Who Can Claim Who on Their 2018 Tax Form?
With the 2018 tax season upon us, many are asking who they can claim and what they should do if someone else claims their dependent or dependents. Fear not, as this article will answer some of your questions.
What can be done if both parents are filing separately and both claim the same dependent on their tax return? Well, first, the parent or person that claims that dependent first will get that credit. But if you don’t believe that he/she has the right to do so then you are in luck. The IRS won’t allow a second person to get credit for a dependent. If someone has already claimed your dependent(s) before you file, your claim will be rejected. You will need to do a paper return. You can still prepare your tax online, but you will have to print out and mail a hard copy.
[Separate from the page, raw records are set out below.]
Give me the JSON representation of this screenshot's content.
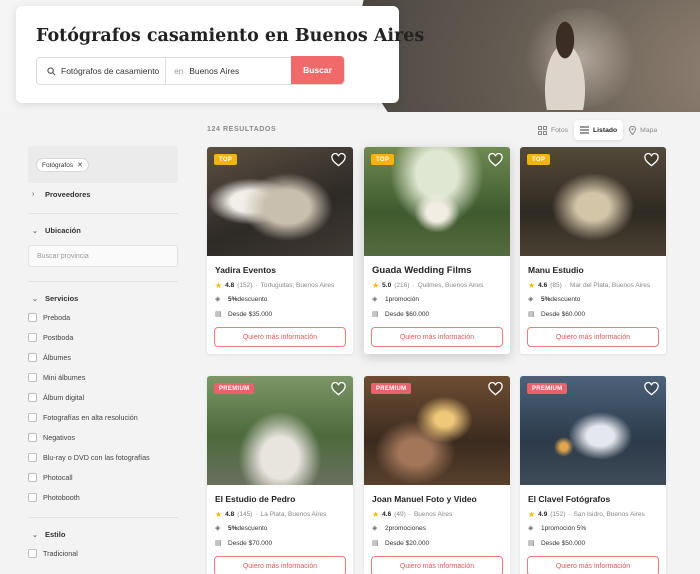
{
  "header": {
    "title": "Fotógrafos casamiento en Buenos Aires",
    "search_value": "Fotógrafos de casamiento",
    "in_label": "en",
    "location_value": "Buenos Aires",
    "search_button": "Buscar"
  },
  "toolbar": {
    "results": "124 RESULTADOS",
    "views": [
      "Fotos",
      "Listado",
      "Mapa"
    ],
    "active_view": "Listado"
  },
  "sidebar": {
    "active_filter": "Fotógrafos",
    "sections": {
      "proveedores": "Proveedores",
      "ubicacion": "Ubicación",
      "servicios": "Servicios",
      "estilo": "Estilo"
    },
    "province_placeholder": "Buscar provincia",
    "services": [
      "Preboda",
      "Postboda",
      "Álbumes",
      "Mini álbumes",
      "Álbum digital",
      "Fotografías en alta resolución",
      "Negativos",
      "Blu-ray o DVD con las fotografías",
      "Photocall",
      "Photobooth"
    ],
    "styles": [
      "Tradicional"
    ]
  },
  "cards": [
    {
      "badge": "TOP",
      "name": "Yadira Eventos",
      "score": "4.8",
      "reviews": "(152)",
      "location": "Tortuguitas, Buenos Aires",
      "promo_pct": "5%",
      "promo_text": " descuento",
      "price": "Desde $35.000",
      "cta": "Quiero más información"
    },
    {
      "badge": "TOP",
      "name": "Guada Wedding Films",
      "score": "5.0",
      "reviews": "(216)",
      "location": "Quilmes, Buenos Aires",
      "promo_pct": "1",
      "promo_text": " promoción",
      "price": "Desde $60.000",
      "cta": "Quiero más información"
    },
    {
      "badge": "TOP",
      "name": "Manu Estudio",
      "score": "4.6",
      "reviews": "(85)",
      "location": "Mar del Plata, Buenos Aires",
      "promo_pct": "5%",
      "promo_text": " descuento",
      "price": "Desde $60.000",
      "cta": "Quiero más información"
    },
    {
      "badge": "PREMIUM",
      "name": "El Estudio de Pedro",
      "score": "4.8",
      "reviews": "(145)",
      "location": "La Plata, Buenos Aires",
      "promo_pct": "5%",
      "promo_text": " descuento",
      "price": "Desde $70.000",
      "cta": "Quiero más información"
    },
    {
      "badge": "PREMIUM",
      "name": "Joan Manuel Foto y Video",
      "score": "4.6",
      "reviews": "(49)",
      "location": "Buenos Aires",
      "promo_pct": "2",
      "promo_text": " promociones",
      "price": "Desde $20.000",
      "cta": "Quiero más información"
    },
    {
      "badge": "PREMIUM",
      "name": "El Clavel Fotógrafos",
      "score": "4.9",
      "reviews": "(152)",
      "location": "San Isidro, Buenos Aires",
      "promo_pct": "1",
      "promo_text": " promoción 5%",
      "price": "Desde $50.000",
      "cta": "Quiero más información"
    }
  ],
  "colors": {
    "accent": "#f06a6a",
    "top_badge": "#f2b313",
    "premium_badge": "#e8616b",
    "star": "#f5b800"
  }
}
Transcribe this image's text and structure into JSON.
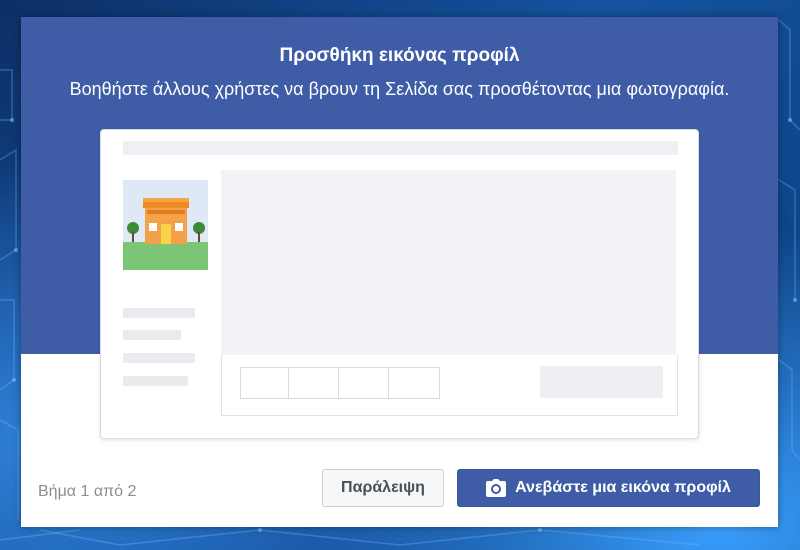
{
  "dialog": {
    "title": "Προσθήκη εικόνας προφίλ",
    "subtitle": "Βοηθήστε άλλους χρήστες να βρουν τη Σελίδα σας προσθέτοντας μια φωτογραφία."
  },
  "footer": {
    "step_text": "Βήμα 1 από 2",
    "skip_label": "Παράλειψη",
    "upload_label": "Ανεβάστε μια εικόνα προφίλ"
  },
  "icons": {
    "upload": "camera-icon",
    "preview_photo": "storefront-icon"
  },
  "colors": {
    "brand_blue": "#3e5da6",
    "button_text": "#4b4f56",
    "muted_text": "#8a8d91"
  }
}
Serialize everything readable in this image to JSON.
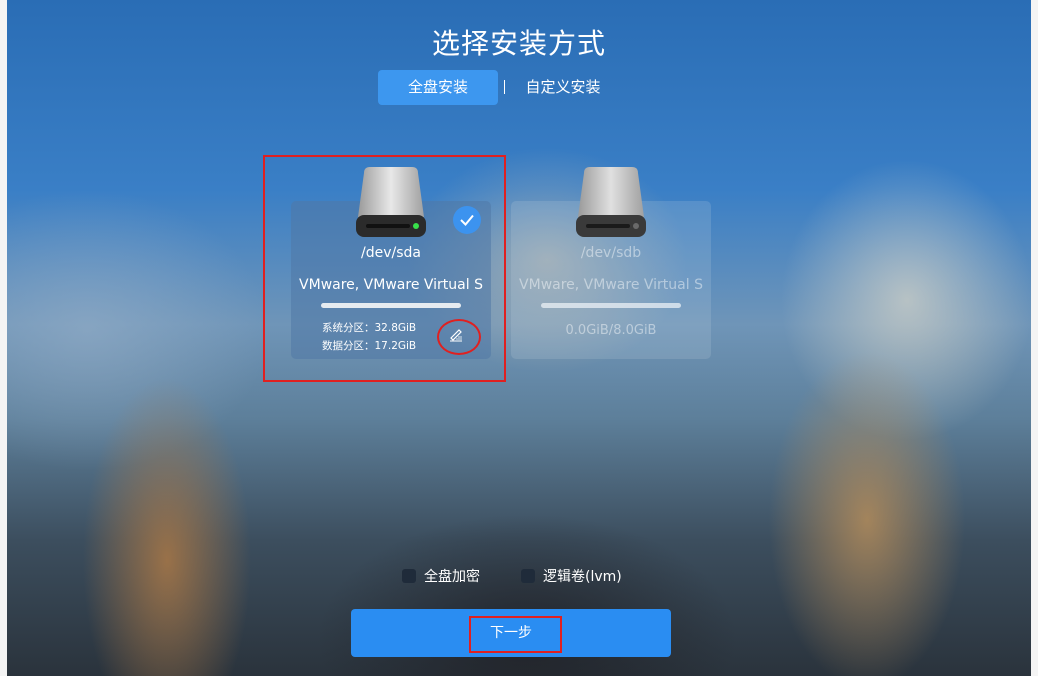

With your return, you should include a cover letter as to why you should receive the dependent credit instead of the person who already received the credit. Moreover, if you have any proof, like receipts or a timeline sheet, then attach a copy with your tax paper. The more proof that you have the easier it is for IRS to decide on who should receive the credit. Just know that you can live with a dependent, without providing any support help for that dependent. In which case, you don’t have the right to claim that dependent. For example, if your dependent receives health insurance or any form of government assistance unless your name is included in those documents, you haven’t provided any support for that dependent. The government will have no proof of your support for that dependent since the supporting paperwork isn’t in your name. When your claim is processed, both claimants will receive a letter from IRS for a hearing. Based on that hearing the credit will be assigned to the person with the most proof.
If you and your partner both have the dependent for the same amount of time within the year, then mostly IRS will reward the person with the most income the credit, but only if that individual’s income was used to support the dependent. Note that if the child hasn’t stayed with you for at least half a year then you are not eligible to claim that dependent. If both partners lived with the dependent for more than half the year, the person who spent the most time with the dependent will probably win. If the dependent stayed in the same house as you and your partner for at least six months before your partner left, and your partner still claims that dependent, then you have every right to counterclaim that dependent since you spent more time with the dependent within the 12-month period. The best way to win a counterclaim is for you to have papers for any form of assistance that you received with the dependent’s name on it and you as the head of household and based on your income.
Claiming a qualifying child
To claim someone as a qualifying child, he or she must:
- Be your biological or adopted child, stepchild, foster child, sibling, half-sibling, step-sibling, or a descendant of one of these.
- Be under age 19, or under age 24 if a full-time student or any age if permanently and totally disabled.
- Remain a U.S. citizen or resident, or a resident of Canada or Mexico.
- Not be married or be married but not filing a joint return.
- Have lived with you for at least half the year.
- Not have provided more than half of his or her own support.
Unfortunately, you can’t find out information on who has claimed your dependent unless that person tells you that they did. The IRS won’t for many reasons release information about who claimed your dependent(s). However, I am sure you can narrow it down to who might have since the person must have access to their social security number, date of birth and other personal information. With that in mind, you already know who did it, unless you are one of the few Americans who had their dependent(s) identities stolen.
We at Red Door are always here to help with any questions you have about buying, selling or renting a house. Thanks for making us your number one real estate choice in Western New York.